RAW DATA START

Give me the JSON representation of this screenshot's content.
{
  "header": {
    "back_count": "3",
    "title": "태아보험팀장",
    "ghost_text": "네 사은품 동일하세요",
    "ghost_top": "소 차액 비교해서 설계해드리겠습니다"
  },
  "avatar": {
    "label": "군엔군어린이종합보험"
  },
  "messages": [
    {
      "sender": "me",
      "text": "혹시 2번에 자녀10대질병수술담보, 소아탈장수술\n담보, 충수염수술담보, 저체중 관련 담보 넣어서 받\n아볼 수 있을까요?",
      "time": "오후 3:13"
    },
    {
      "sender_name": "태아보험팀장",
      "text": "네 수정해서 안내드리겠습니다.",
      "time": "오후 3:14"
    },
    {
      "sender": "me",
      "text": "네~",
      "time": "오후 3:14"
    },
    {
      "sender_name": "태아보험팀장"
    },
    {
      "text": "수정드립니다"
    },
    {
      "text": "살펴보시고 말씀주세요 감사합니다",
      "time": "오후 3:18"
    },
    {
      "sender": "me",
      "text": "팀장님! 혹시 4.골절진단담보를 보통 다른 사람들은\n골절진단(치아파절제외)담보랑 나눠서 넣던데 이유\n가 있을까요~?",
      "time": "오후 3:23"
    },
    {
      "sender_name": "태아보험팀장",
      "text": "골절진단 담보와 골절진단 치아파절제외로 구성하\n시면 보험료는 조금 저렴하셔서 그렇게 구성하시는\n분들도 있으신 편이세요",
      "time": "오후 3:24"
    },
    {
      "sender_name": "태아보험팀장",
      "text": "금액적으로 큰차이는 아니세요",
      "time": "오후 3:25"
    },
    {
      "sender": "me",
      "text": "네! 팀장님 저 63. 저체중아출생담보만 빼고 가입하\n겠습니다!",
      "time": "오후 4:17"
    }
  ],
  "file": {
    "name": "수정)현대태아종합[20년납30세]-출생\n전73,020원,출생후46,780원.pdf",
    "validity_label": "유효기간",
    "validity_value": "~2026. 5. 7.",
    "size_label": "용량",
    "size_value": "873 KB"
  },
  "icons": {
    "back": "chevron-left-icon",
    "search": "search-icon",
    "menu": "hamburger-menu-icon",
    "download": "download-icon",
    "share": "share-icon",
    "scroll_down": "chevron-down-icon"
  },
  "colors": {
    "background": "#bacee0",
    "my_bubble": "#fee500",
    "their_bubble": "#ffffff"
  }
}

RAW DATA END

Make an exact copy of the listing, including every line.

● **RESPONSE BOX**
Give me the JSON representation of this screenshot's content.
{
  "header": {
    "back_count": "3",
    "title": "태아보험팀장",
    "ghost_text": "네 사은품 동일하세요",
    "ghost_top": "소 차액 비교해서 설계해드리겠습니다"
  },
  "avatar": {
    "label": "군엔군어린이종합보험"
  },
  "messages": [
    {
      "sender": "me",
      "text": "혹시 2번에 자녀10대질병수술담보, 소아탈장수술\n담보, 충수염수술담보, 저체중 관련 담보 넣어서 받\n아볼 수 있을까요?",
      "time": "오후 3:13"
    },
    {
      "sender_name": "태아보험팀장",
      "text": "네 수정해서 안내드리겠습니다.",
      "time": "오후 3:14"
    },
    {
      "sender": "me",
      "text": "네~",
      "time": "오후 3:14"
    },
    {
      "sender_name": "태아보험팀장"
    },
    {
      "text": "수정드립니다"
    },
    {
      "text": "살펴보시고 말씀주세요 감사합니다",
      "time": "오후 3:18"
    },
    {
      "sender": "me",
      "text": "팀장님! 혹시 4.골절진단담보를 보통 다른 사람들은\n골절진단(치아파절제외)담보랑 나눠서 넣던데 이유\n가 있을까요~?",
      "time": "오후 3:23"
    },
    {
      "sender_name": "태아보험팀장",
      "text": "골절진단 담보와 골절진단 치아파절제외로 구성하\n시면 보험료는 조금 저렴하셔서 그렇게 구성하시는\n분들도 있으신 편이세요",
      "time": "오후 3:24"
    },
    {
      "sender_name": "태아보험팀장",
      "text": "금액적으로 큰차이는 아니세요",
      "time": "오후 3:25"
    },
    {
      "sender": "me",
      "text": "네! 팀장님 저 63. 저체중아출생담보만 빼고 가입하\n겠습니다!",
      "time": "오후 4:17"
    }
  ],
  "file": {
    "name": "수정)현대태아종합[20년납30세]-출생\n전73,020원,출생후46,780원.pdf",
    "validity_label": "유효기간",
    "validity_value": "~2026. 5. 7.",
    "size_label": "용량",
    "size_value": "873 KB"
  },
  "icons": {
    "back": "chevron-left-icon",
    "search": "search-icon",
    "menu": "hamburger-menu-icon",
    "download": "download-icon",
    "share": "share-icon",
    "scroll_down": "chevron-down-icon"
  },
  "colors": {
    "background": "#bacee0",
    "my_bubble": "#fee500",
    "their_bubble": "#ffffff"
  }
}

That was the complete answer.